“The Irony of Fate, or Enjoy Your Bath!” (Russian: “Ironiya sudby, ili S lyogkim parom!”, literally: The Irony of Fate, or With Good Steam) is a 1976 Soviet romantic comedy television film directed by Eldar Ryazanov. The screenplay was written by Emil Braginsky and Ryazanov, loosely based on the director’s 1971 play “Once on New Year’s Eve”. The film was filmed in 1975 at the Mosfilm Studios. Simultaneously a screwball comedy and a love story tinged with sadness, it is one of the most successful Soviet television productions ever and remains highly popular in modern Russia. The key subplot to this story is the drab uniformity of Brezhnev era russian public architecture. This results in the entire planet being polluted with identical, unimaginative multistory apartment buildings of the sort that can, in fact, be found in every city, town, and suburb across the former Soviet Union. These buildings are uniform right down to the door key of each apartment. The two consecutive episodes of “The Irony of Fate” were originally broadcast by the Soviet central television channel, Programme One, on 1 January 1976, at 18:00. The film was a resounding success with audiences: author Fedor Razzakov recalled that “virtually the entire country watched the show”; the number of viewers was estimated to have been about 100 million. In response to popular demand, the feature had a first re-run on 7 February. By 1978, after several further broadcasts of the picture, the accumulated number of viewers for all of the showings including the first was estimated at some 250 million. A shortened 155 minutes version was released to cinemas on 16 August 1976; it sold some 7 million tickets. The readers of Sovetskii Ekran, the official publication of the State Committee for Cinematography, voted The Irony of Fate as the best film of 1976, and chose Andrey Myagkov as the best actor of the year. In 1977, Ryazanov, Braginsky, cinematographer Vladimir Nakhabtsev, composer Mikael Tariverdiev and actors Barbara Brylska and Myagkov were all awarded the USSR State Prize in recognition of their participation in making the film. George Faraday commented that while it was basically a happy end romantic comedy, The Irony of Fate had a “socially critical undertone”: it could be interpreted as an “explicit commentary… On the soulless uniformity of the Soviet urban landscape”. Simultaneously, however, critics accused the director of creating an escapist film which allowed the Soviet audience to turn away from the “unattractive features” of their country’s reality.
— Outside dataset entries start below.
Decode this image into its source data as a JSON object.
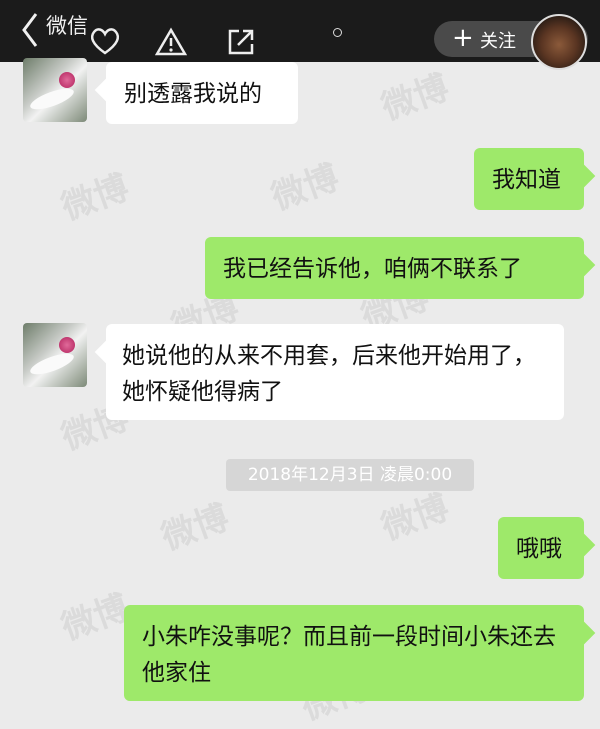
{
  "header": {
    "back_label": "微信",
    "follow_plus": "+",
    "follow_label": "关注",
    "icons": [
      "back-chevron-icon",
      "heart-icon",
      "warning-icon",
      "share-icon"
    ]
  },
  "messages": [
    {
      "side": "left",
      "text": "别透露我说的"
    },
    {
      "side": "right",
      "text": "我知道"
    },
    {
      "side": "right",
      "text": "我已经告诉他，咱俩不联系了"
    },
    {
      "side": "left",
      "text": "她说他的从来不用套，后来他开始用了，她怀疑他得病了"
    },
    {
      "side": "right",
      "text": "哦哦"
    },
    {
      "side": "right",
      "text": "小朱咋没事呢？而且前一段时间小朱还去他家住"
    }
  ],
  "timestamp": "2018年12月3日 凌晨0:00",
  "watermark": "微博",
  "colors": {
    "topbar": "#1b1b1b",
    "background": "#ebebeb",
    "bubble_right": "#9ee96a",
    "bubble_left": "#ffffff",
    "timestamp_bg": "#d6d6d6"
  }
}
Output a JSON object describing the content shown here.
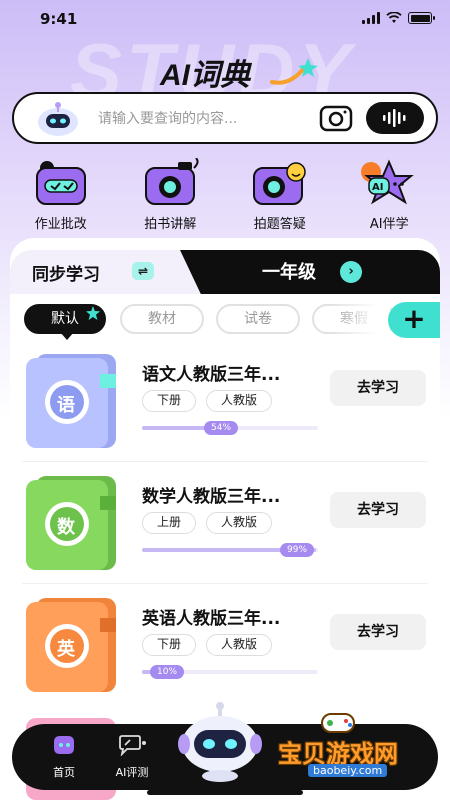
{
  "status_bar": {
    "time": "9:41"
  },
  "header": {
    "bg_word": "STUDY",
    "title": "AI词典"
  },
  "search": {
    "placeholder": "请输入要查询的内容..."
  },
  "features": [
    {
      "label": "作业批改",
      "icon": "homework-check-icon"
    },
    {
      "label": "拍书讲解",
      "icon": "book-camera-icon"
    },
    {
      "label": "拍题答疑",
      "icon": "question-camera-icon"
    },
    {
      "label": "AI伴学",
      "icon": "ai-companion-icon"
    }
  ],
  "tabs": {
    "sync_label": "同步学习",
    "sync_switch": "⇌",
    "grade_label": "一年级",
    "grade_arrow": "›"
  },
  "filters": [
    "默认",
    "教材",
    "试卷",
    "寒假"
  ],
  "add_button": "+",
  "books": [
    {
      "cover_char": "语",
      "title": "语文人教版三年...",
      "tags": [
        "下册",
        "人教版"
      ],
      "progress": 54,
      "progress_label": "54%",
      "action": "去学习",
      "color": "purple"
    },
    {
      "cover_char": "数",
      "title": "数学人教版三年...",
      "tags": [
        "上册",
        "人教版"
      ],
      "progress": 99,
      "progress_label": "99%",
      "action": "去学习",
      "color": "green"
    },
    {
      "cover_char": "英",
      "title": "英语人教版三年...",
      "tags": [
        "下册",
        "人教版"
      ],
      "progress": 10,
      "progress_label": "10%",
      "action": "去学习",
      "color": "orange"
    }
  ],
  "bottom_nav": [
    {
      "label": "首页",
      "icon": "home-icon"
    },
    {
      "label": "AI评测",
      "icon": "ai-review-icon"
    }
  ],
  "watermark": {
    "text": "宝贝游戏网",
    "url": "baobeiy.com"
  },
  "colors": {
    "accent": "#3fe0cf",
    "dark": "#111111",
    "progress": "#a58af0",
    "brand_purple": "#cdbdf7"
  }
}
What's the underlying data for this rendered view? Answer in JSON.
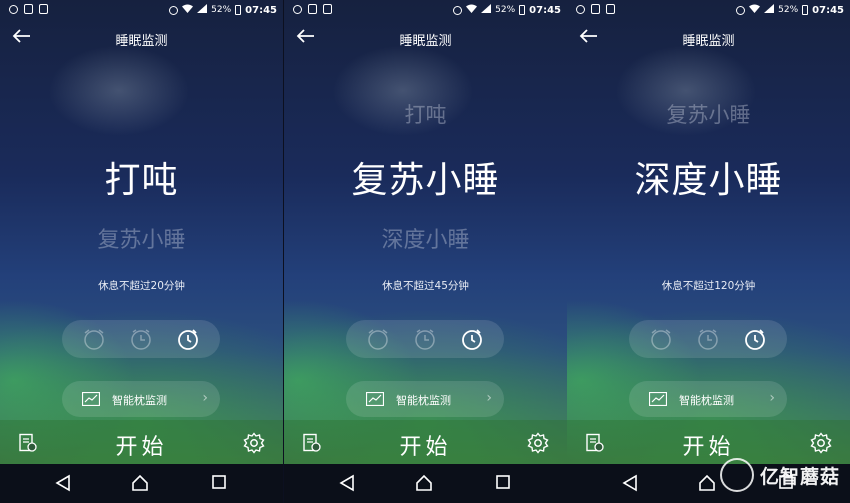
{
  "status": {
    "battery": "52%",
    "time": "07:45"
  },
  "title": "睡眠监测",
  "pillow_label": "智能枕监测",
  "start_label": "开始",
  "panels": [
    {
      "top_mode": "",
      "main_mode": "打吨",
      "lower_mode": "复苏小睡",
      "description": "休息不超过20分钟"
    },
    {
      "top_mode": "打吨",
      "main_mode": "复苏小睡",
      "lower_mode": "深度小睡",
      "description": "休息不超过45分钟"
    },
    {
      "top_mode": "复苏小睡",
      "main_mode": "深度小睡",
      "lower_mode": "",
      "description": "休息不超过120分钟"
    }
  ],
  "watermark": {
    "text": "亿智蘑菇"
  },
  "colors": {
    "accent_green": "#4d8a3a",
    "background_blue": "#1a2b5b"
  }
}
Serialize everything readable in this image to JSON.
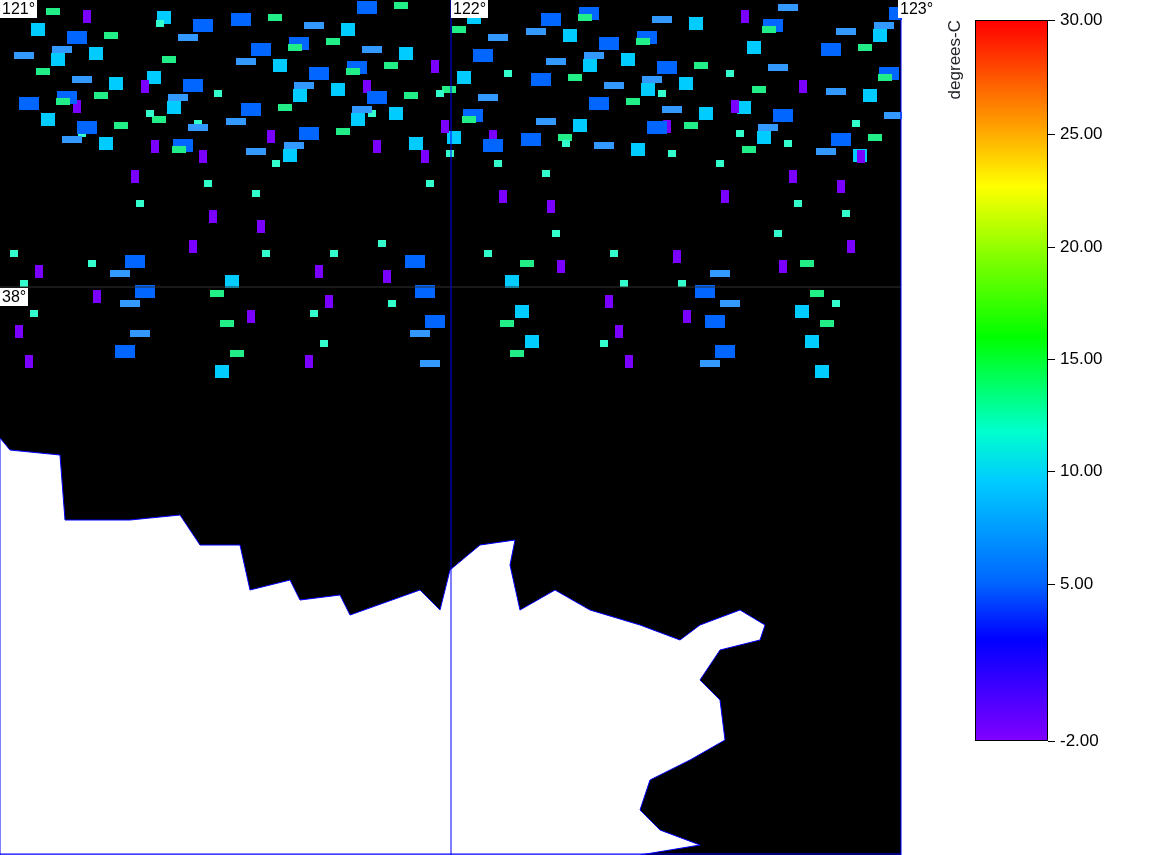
{
  "map": {
    "lon_labels": [
      "121°",
      "122°",
      "123°"
    ],
    "lat_labels": [
      "38°"
    ]
  },
  "legend": {
    "unit": "degrees-C",
    "ticks": [
      "30.00",
      "25.00",
      "20.00",
      "15.00",
      "10.00",
      "5.00",
      "-2.00"
    ]
  }
}
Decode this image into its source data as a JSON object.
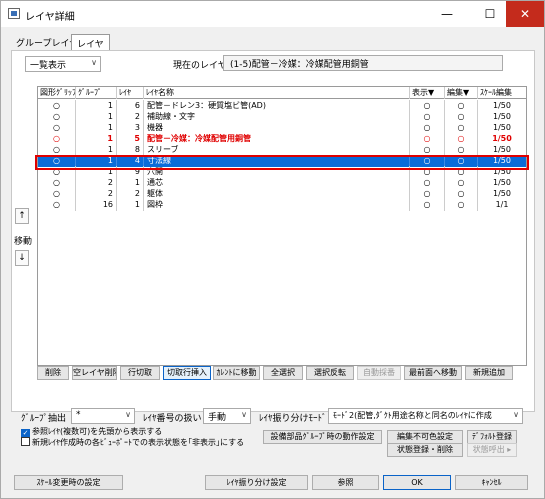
{
  "window": {
    "title": "レイヤ詳細",
    "minimize": "—",
    "maximize": "☐",
    "close": "✕"
  },
  "tabs": [
    "グループレイヤ",
    "レイヤ"
  ],
  "view_select": "一覧表示",
  "current_layer": {
    "label": "現在のレイヤ",
    "value": "(1-5)配管－冷媒：冷媒配管用銅管"
  },
  "grid": {
    "headers": {
      "figure": "図形ｸﾞﾘｯﾌﾟ",
      "group": "ｸﾞﾙｰﾌﾟ",
      "layer": "ﾚｲﾔ",
      "name": "ﾚｲﾔ名称",
      "display": "表示▼",
      "edit": "編集▼",
      "scale": "ｽｹｰﾙ編集"
    },
    "rows": [
      {
        "figure": "○",
        "group": "1",
        "layer": "6",
        "name": "配管－ドレン3：硬質塩ビ管(AD)",
        "display": "○",
        "edit": "○",
        "scale": "1/50"
      },
      {
        "figure": "○",
        "group": "1",
        "layer": "2",
        "name": "補助線・文字",
        "display": "○",
        "edit": "○",
        "scale": "1/50"
      },
      {
        "figure": "○",
        "group": "1",
        "layer": "3",
        "name": "機器",
        "display": "○",
        "edit": "○",
        "scale": "1/50"
      },
      {
        "figure": "○",
        "group": "1",
        "layer": "5",
        "name": "配管－冷媒：冷媒配管用銅管",
        "display": "○",
        "edit": "○",
        "scale": "1/50"
      },
      {
        "figure": "○",
        "group": "1",
        "layer": "8",
        "name": "スリーブ",
        "display": "○",
        "edit": "○",
        "scale": "1/50"
      },
      {
        "figure": "○",
        "group": "1",
        "layer": "4",
        "name": "寸法線",
        "display": "○",
        "edit": "○",
        "scale": "1/50"
      },
      {
        "figure": "○",
        "group": "1",
        "layer": "9",
        "name": "穴開",
        "display": "○",
        "edit": "○",
        "scale": "1/50"
      },
      {
        "figure": "○",
        "group": "2",
        "layer": "1",
        "name": "通芯",
        "display": "○",
        "edit": "○",
        "scale": "1/50"
      },
      {
        "figure": "○",
        "group": "2",
        "layer": "2",
        "name": "躯体",
        "display": "○",
        "edit": "○",
        "scale": "1/50"
      },
      {
        "figure": "○",
        "group": "16",
        "layer": "1",
        "name": "図枠",
        "display": "○",
        "edit": "○",
        "scale": "1/1"
      }
    ]
  },
  "move": {
    "up": "↑",
    "label": "移動",
    "down": "↓"
  },
  "buttons_row1": [
    "削除",
    "空レイヤ削除",
    "行切取",
    "切取行挿入",
    "ｶﾚﾝﾄに移動",
    "全選択",
    "選択反転",
    "自動採番",
    "最前面へ移動",
    "新規追加"
  ],
  "group_extract": {
    "label": "ｸﾞﾙｰﾌﾟ抽出",
    "value": "*"
  },
  "layer_number": {
    "label": "ﾚｲﾔ番号の扱い",
    "value": "手動"
  },
  "layer_split_mode": {
    "label": "ﾚｲﾔ振り分けﾓｰﾄﾞ",
    "value": "ﾓｰﾄﾞ2(配管,ﾀﾞｸﾄ用途名称と同名のﾚｲﾔに作成"
  },
  "checkbox1": {
    "label": "参照ﾚｲﾔ(複数可)を先頭から表示する",
    "checked": true
  },
  "checkbox2": {
    "label": "新規ﾚｲﾔ作成時の各ﾋﾞｭｰﾎﾟｰﾄでの表示状態を｢非表示｣にする",
    "checked": false
  },
  "buttons_row2": [
    "設備部品ｸﾞﾙｰﾌﾟ時の動作設定",
    "編集不可色設定",
    "ﾃﾞﾌｫﾙﾄ登録"
  ],
  "buttons_row3": [
    "状態登録・削除",
    "状態呼出 ▸"
  ],
  "footer": [
    "ｽｹｰﾙ変更時の設定",
    "ﾚｲﾔ振り分け設定",
    "参照",
    "OK",
    "ｷｬﾝｾﾙ"
  ]
}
Ryazanov responded that “to reassure, to encourage the viewer – it is not such a sin.” He rejected the claims his pictures were meant to please state authorities, stating their optimistic nature was “spontaneous” rather than “forced”. The film is traditionally broadcast in Russia and the former Soviet republics every New Year’s Eve, and is widely regarded as a classic piece of Russian popular culture: Andrew Horton and Michael Brashinsky likened its status to that held by Frank Capra’s 1946 “It’s a Wonderful Life” in the United States as a holiday staple. A sequel, “The Irony of Fate 2”, was released in December 2007, becoming a box office hit and grossing over $55 million to a production budget of $5 million. I was introduced to this wonderful russian film when I was living in Riga/Latvia, and at that time I had no knowledge of this film or the fact that this movie (as well in Latvia) was loved and watched by millions every New Years eve. Yes, it´s truly a classic sort of 70´s screwball comedy, but there´s so much more to it. Love, family, friendship, disappointment, sadness, deception etc and I really like that there´s also a poke at the communistic conformity, but made in a respectful way. Russia is a country that fascinates me and I have had the opportunity to study russian as well during my years in Riga, a quite beautiful language. There´s also several nice songs performed in the movie, but it has as well a great intro song and ending song. And how can you not fall in love with Nadya played by the beautiful polish actress Barbara Brylska. All in all I truly recommend you to see “Ironiya sudby, ili S lyogkim parom!”. (4 out of 5)

The Irony of Fate